For existing production and non-production installations, they must have an accepted safety case by July 19, 2016, or by the review date of an existing safety case under the SCR 2005 (whichever comes earlier). The transitional provisions recognize that there is a five-year period to comply (from 2013) and that there are different transitional requirements for those installations that existed prior to the commencement of that five-year period.
The purpose of a safety case is to demonstrate that the duty holder has the ability and means to effectively control major accident risk and, as such, places an extra and rigorous level of regulatory control that builds upon existing regulations.
The safety case should be a comprehensive document covering risk control measures, safety and environmental management systems (SEMS) and verification arrangements. It is intended to be a living document and to be revised as appropriate. There must be a comprehensive review at least every five years. There is a duty to consult with workplace safety representatives and to properly consider any comments (but no duty to accept them).
A Corporate Major Accident Prevention Policy (CMAPP) is a compulsory element of the safety case. It should be a high-level overview of how the management of major accident hazards will be implemented. It should include the outline of arrangements for identification of all hazards with the potential to cause a major accident, the assessment of identified major accident risks and the suitable control measures.
Verification of the safety case is a key component of the SCR 2015. There is a duty to establish, put into effect and maintain a verification scheme. Failure to do so is an offense. An essential preliminary to developing an effective verification scheme is the identification of the installation's safety and environmental critical elements (SECEs). The requirements of verification are rigorous.
The safety case requires a well operator to have the well examined to ensure that it is properly designed, constructed, and maintained.
In any criminal proceedings for contravention of the regulations relating to verification and well inspection, which involve the appointment of a verifier and a well examiner, there is familiar strict liability defense. This involves taking all reasonable precautions and exercising all due diligence to avoid commission where the offense was due to the act or default of another person who was not an employee.
The competent authority has the power to prohibit operations where it judges that there are insufficient measures within a safety case to prevent or limit the consequences of a major accident.
Notification must be given "without delay" of a major accident or an immediate risk of a major accident. Such notification must include the potential impact on the environment and the potential major consequences.
The penalties for an offense committed by contravening a requirement or prohibition imposed under the SCR 2015 are a fine and/or imprisonment with a maximum of two years in the Crown Court or three months in the Magistrates Court in England and Wales or 12 months in Scotland.
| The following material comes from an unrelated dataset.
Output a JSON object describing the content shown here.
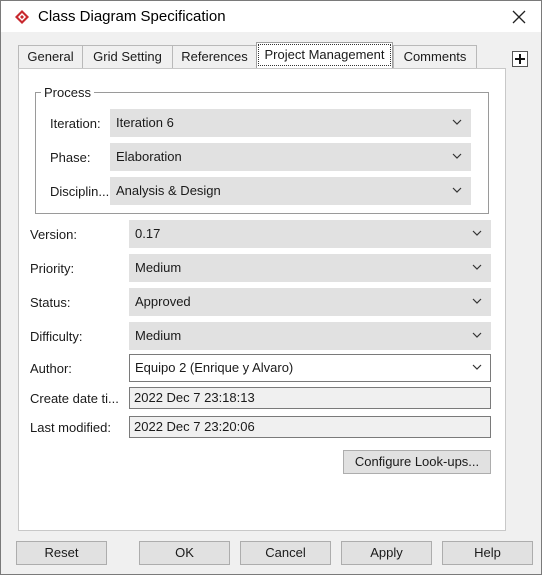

Richard Lissack, QC, and Fiona Horlick are barristers with Outer Temple Chambers, a UK-based firm that provides bespoke legal services for solicitors, in-house counsel, professional clients and private individuals. They are experts in health and safety regulations, and in international business matters that involve fraud and asset recovery.